* [TASK DETAILS]:
Each line in the entries that has the word "image" has to be copied.

* [MATERIAL PROVIDED]:
────────────────

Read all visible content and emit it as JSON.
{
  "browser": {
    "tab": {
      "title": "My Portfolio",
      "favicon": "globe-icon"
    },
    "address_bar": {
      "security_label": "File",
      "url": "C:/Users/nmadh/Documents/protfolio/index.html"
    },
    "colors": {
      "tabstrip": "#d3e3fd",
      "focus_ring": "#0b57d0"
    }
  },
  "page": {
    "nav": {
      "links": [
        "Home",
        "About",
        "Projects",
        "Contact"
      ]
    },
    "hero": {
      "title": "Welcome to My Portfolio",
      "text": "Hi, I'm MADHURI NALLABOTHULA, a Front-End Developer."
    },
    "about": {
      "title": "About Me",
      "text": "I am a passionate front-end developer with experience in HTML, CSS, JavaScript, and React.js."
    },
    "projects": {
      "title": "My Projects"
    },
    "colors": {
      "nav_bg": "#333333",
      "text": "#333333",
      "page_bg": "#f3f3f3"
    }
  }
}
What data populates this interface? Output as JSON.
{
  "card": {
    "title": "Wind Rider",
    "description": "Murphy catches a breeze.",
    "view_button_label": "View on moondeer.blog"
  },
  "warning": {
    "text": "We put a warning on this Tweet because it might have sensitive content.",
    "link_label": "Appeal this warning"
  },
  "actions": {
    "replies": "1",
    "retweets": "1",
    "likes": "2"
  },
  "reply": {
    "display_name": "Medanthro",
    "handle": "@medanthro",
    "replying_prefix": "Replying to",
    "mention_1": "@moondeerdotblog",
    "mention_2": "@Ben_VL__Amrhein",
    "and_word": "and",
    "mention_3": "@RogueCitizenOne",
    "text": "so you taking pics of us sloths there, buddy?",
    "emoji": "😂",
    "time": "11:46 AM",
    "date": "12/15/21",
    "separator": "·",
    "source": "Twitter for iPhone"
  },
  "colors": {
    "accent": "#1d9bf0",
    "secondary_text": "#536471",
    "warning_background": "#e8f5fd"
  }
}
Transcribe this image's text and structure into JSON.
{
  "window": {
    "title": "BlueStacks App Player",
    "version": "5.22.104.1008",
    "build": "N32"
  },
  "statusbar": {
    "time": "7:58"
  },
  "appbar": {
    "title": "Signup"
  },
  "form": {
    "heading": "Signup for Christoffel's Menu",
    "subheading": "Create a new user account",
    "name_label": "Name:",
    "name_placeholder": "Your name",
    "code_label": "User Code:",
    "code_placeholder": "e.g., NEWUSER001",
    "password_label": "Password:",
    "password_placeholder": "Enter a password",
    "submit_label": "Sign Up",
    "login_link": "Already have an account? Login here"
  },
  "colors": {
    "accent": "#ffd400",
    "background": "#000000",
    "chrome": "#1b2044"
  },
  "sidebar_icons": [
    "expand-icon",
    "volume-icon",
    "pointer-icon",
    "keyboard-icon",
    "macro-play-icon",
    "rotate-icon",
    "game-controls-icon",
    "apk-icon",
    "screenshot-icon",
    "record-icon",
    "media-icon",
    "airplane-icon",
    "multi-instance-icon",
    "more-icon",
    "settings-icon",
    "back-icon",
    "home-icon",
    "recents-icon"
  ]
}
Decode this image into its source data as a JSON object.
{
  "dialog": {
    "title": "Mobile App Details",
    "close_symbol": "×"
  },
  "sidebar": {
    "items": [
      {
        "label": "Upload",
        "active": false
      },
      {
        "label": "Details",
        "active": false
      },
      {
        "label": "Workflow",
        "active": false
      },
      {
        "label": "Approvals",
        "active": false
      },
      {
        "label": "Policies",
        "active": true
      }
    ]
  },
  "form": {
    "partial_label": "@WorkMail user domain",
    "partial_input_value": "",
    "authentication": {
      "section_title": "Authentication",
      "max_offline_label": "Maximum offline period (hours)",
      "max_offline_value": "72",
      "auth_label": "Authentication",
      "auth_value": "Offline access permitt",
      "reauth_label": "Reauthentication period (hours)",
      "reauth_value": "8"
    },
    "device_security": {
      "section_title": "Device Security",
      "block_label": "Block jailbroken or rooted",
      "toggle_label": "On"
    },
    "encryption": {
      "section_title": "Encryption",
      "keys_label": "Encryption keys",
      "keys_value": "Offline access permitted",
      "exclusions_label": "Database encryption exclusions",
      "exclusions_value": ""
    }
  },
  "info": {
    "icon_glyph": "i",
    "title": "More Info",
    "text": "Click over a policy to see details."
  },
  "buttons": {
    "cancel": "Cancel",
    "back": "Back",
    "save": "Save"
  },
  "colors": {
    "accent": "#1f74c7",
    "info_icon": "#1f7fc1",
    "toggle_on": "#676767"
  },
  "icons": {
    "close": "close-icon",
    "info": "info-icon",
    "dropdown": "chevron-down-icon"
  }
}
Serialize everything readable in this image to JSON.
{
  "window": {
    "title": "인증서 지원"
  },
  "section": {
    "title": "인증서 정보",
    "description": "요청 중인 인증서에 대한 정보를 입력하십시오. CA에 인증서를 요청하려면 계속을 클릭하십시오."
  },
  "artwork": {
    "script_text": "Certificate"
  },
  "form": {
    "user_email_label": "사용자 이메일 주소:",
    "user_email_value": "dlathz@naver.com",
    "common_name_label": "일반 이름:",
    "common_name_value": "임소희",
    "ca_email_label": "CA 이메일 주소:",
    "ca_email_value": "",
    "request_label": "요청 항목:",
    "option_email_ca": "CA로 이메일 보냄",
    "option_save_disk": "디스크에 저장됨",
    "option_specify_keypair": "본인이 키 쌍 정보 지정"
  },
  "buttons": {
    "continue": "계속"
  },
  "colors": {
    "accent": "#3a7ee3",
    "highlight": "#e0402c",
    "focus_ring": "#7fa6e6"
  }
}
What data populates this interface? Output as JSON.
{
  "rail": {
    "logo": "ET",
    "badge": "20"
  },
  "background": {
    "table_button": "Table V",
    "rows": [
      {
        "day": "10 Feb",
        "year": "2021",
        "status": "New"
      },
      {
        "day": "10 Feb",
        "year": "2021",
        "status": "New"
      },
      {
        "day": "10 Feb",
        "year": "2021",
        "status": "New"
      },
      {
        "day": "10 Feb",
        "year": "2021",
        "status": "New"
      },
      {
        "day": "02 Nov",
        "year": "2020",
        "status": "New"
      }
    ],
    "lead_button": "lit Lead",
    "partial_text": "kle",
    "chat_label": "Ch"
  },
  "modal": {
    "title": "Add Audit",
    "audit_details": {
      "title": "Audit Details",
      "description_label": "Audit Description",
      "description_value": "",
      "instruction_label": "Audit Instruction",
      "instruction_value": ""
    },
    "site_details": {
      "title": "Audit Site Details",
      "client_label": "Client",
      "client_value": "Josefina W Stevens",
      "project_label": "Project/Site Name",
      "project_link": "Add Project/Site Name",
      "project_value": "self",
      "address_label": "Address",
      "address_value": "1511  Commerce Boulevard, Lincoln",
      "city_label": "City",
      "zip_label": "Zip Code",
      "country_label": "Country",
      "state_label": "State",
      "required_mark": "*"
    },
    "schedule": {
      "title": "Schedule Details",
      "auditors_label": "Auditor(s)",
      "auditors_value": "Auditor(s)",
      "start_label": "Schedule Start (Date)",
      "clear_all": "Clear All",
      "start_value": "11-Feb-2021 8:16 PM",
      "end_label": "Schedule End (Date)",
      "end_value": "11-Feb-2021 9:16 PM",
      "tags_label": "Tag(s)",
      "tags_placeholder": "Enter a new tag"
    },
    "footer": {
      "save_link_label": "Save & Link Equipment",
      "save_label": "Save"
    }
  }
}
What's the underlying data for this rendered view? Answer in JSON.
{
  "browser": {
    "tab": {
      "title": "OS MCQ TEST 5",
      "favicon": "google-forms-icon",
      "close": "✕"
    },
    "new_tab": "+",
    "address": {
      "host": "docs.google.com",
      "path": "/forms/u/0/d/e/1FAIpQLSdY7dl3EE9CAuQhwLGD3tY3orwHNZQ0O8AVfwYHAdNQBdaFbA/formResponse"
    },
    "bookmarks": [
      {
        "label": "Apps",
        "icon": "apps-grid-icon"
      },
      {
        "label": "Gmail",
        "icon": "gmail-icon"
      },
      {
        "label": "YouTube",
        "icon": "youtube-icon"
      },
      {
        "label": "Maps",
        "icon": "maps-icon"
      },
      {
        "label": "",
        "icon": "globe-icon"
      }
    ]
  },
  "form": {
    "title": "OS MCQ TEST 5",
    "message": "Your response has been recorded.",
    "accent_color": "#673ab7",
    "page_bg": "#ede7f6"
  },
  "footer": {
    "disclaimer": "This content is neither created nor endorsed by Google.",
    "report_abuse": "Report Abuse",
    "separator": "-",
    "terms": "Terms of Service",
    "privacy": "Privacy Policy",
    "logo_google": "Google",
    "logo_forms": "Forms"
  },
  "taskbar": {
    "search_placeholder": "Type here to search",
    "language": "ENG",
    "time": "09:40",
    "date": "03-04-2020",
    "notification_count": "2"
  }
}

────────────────

* [YOUR RESPONSE]:
Transcribe this image's text and structure into JSON.
Decode this image into its source data as a JSON object.
Serialize everything readable in this image to JSON.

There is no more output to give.